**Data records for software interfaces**
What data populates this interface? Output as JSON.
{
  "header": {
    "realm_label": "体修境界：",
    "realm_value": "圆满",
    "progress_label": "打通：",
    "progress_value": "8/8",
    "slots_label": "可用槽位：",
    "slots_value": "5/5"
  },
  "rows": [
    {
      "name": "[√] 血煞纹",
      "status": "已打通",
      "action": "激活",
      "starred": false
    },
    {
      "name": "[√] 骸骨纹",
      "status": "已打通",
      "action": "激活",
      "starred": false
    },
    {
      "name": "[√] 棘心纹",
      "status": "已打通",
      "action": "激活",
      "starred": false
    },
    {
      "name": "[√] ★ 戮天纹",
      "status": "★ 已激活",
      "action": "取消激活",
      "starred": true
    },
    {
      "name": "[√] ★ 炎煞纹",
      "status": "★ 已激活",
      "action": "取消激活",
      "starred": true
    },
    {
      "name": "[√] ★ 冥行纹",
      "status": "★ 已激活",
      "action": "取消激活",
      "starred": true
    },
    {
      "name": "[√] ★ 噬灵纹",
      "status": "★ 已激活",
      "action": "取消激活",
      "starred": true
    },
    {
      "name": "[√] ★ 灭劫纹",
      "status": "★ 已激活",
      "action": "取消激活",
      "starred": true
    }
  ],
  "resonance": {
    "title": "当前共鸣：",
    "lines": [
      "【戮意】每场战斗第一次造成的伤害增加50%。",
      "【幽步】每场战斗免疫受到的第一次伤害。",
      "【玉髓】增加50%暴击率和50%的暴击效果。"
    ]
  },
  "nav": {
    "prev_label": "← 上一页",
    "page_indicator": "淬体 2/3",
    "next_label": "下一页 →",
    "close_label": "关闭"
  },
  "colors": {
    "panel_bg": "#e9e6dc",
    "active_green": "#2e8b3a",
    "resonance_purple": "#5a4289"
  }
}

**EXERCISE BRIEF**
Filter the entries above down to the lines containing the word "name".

**YOUR SOLUTION**
      "name": "[√] 血煞纹",
      "name": "[√] 骸骨纹",
      "name": "[√] 棘心纹",
      "name": "[√] ★ 戮天纹",
      "name": "[√] ★ 炎煞纹",
      "name": "[√] ★ 冥行纹",
      "name": "[√] ★ 噬灵纹",
      "name": "[√] ★ 灭劫纹",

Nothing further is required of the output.